The film is a romantic comedy following the main characterAlvy Singer (Allen) who is a comedian.  Ironically, Singer’s comedic journey follows Allen’s journey.   From a writer to a stand up comedian who eventually begins writing plays, his character is incredibly pessimistic.  The film opens with a brilliant camera- and audience-directed monologue.  Within the inevitable love story of this film, Singer is a witty realist while Annie (Diane Keaton) is a ditzy artist.  Through every discussion and experience, we discover more about them–about the depth of Singer’s nervous tendencies and Annie’s impatience with them.  They fall in and out of love almost as many times as the roller coaster Singer grew up living underneath rose and fell.  They are constantly pushing one another to be who they desire, when in reality they are trying to force a square peg into a round hole.

 

Much of the film revolves around sex.  Right up front you can see how much Annie lacks confidence with men, but it is even more evidenced when she can’t sleep with Singer until she has smoked weed.  After they are past the honeymoon phase, Singer is dismayed that they only have sex three times a week, while Annie feels as if they are constantly having sex, “I’d say three times a week!”  Because they both approach life so differently, it is difficult for them to journey it together.

 

I think one of the main things that held me back from enjoying this film was the fact that Annie fell for Alvy at all.  He was obnoxious, rude, and funny looking, but right from the start she was taken.  Cynicism is not my favourite attribute, and I think that stopped me from liking Alvy at all.  When you don’t like the main character, it is hard to enjoy a film, no matter how well done it is.

 

Despite my negative opinions, I do think that it is a film worth seeing!  My absolute favourite piece of the film was the non-linear approach–not showing their relationship from start to finish but jumping around in order to show a more reflective, emotional flow to the relationship.  For all of the good pieces to this film, I would be curious what you think of its humor and depth.

 

Don’t forget to Like Jamie Daily on Facebook and Follow on Twitter for more interaction and updates!
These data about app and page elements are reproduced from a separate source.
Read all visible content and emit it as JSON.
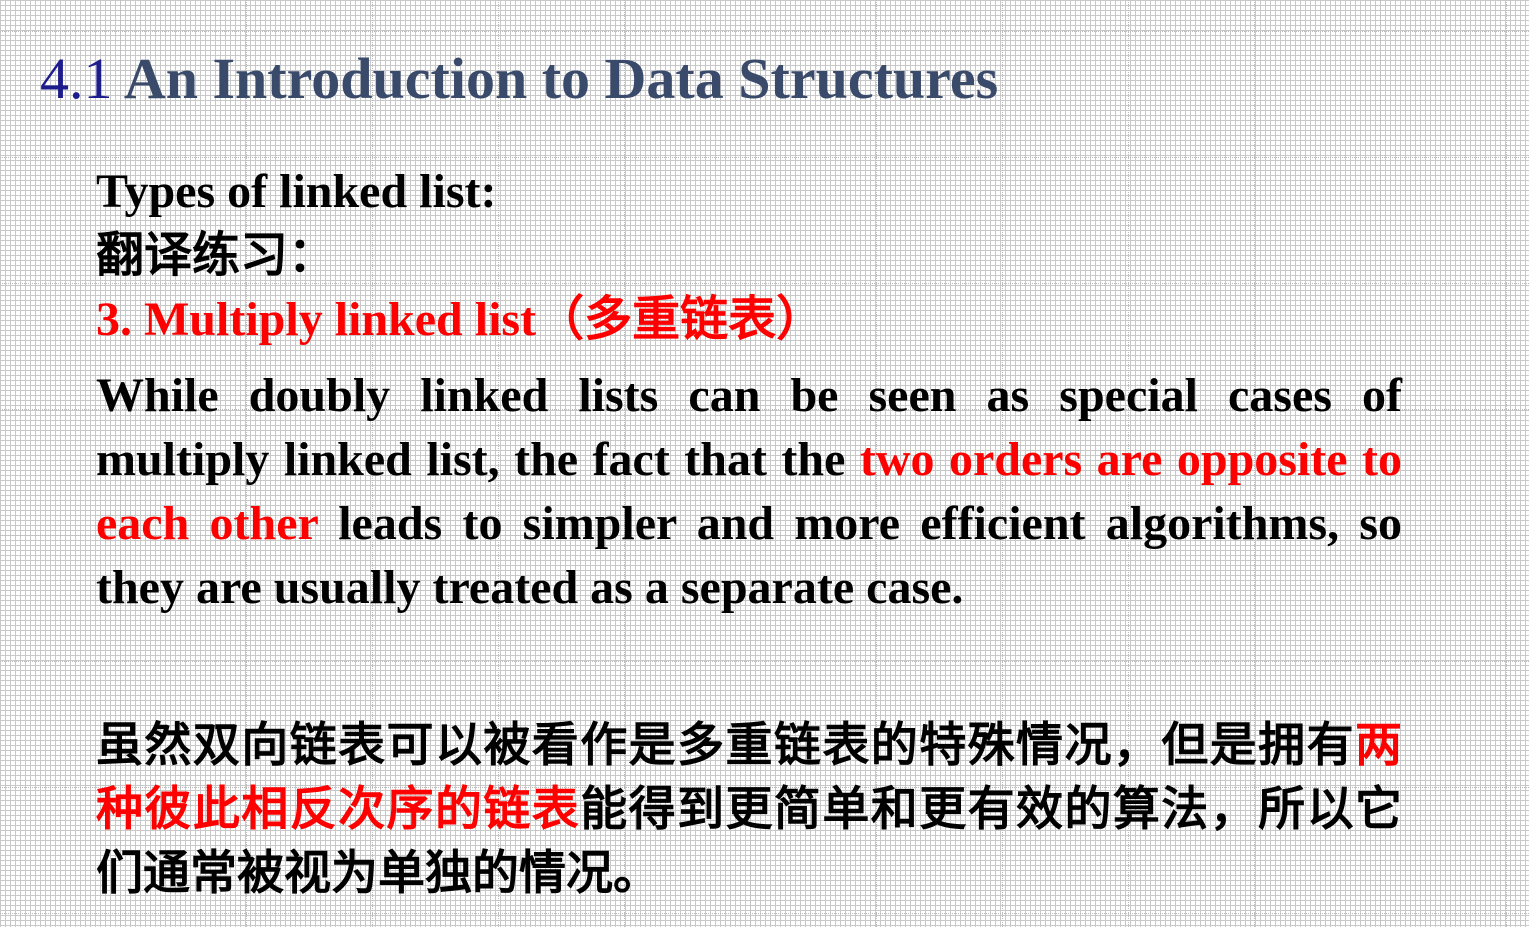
{
  "slide": {
    "title_number": "4.1",
    "title_text": "An Introduction to Data Structures"
  },
  "content": {
    "heading_types": "Types of linked list:",
    "heading_exercise": "翻译练习：",
    "item_heading": "3. Multiply linked list（多重链表）",
    "english": {
      "part1": "While doubly linked lists can be seen as special cases of multiply linked list, the fact that the ",
      "highlight": "two orders are opposite to each other",
      "part2": " leads to simpler and more efficient algorithms, so they are usually treated as a separate case."
    },
    "chinese": {
      "part1": "虽然双向链表可以被看作是多重链表的特殊情况，但是拥有",
      "highlight": "两种彼此相反次序的链表",
      "part2": "能得到更简单和更有效的算法，所以它们通常被视为单独的情况。"
    }
  },
  "colors": {
    "title_number": "#1c1c8c",
    "title_text": "#3a4a6a",
    "body_text": "#000000",
    "highlight": "#ff0000"
  }
}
Sources: IMDBRotten TomatoesTriviana ReviewsNew York TimesThe GuardianThe Oscars ProjectFan Pop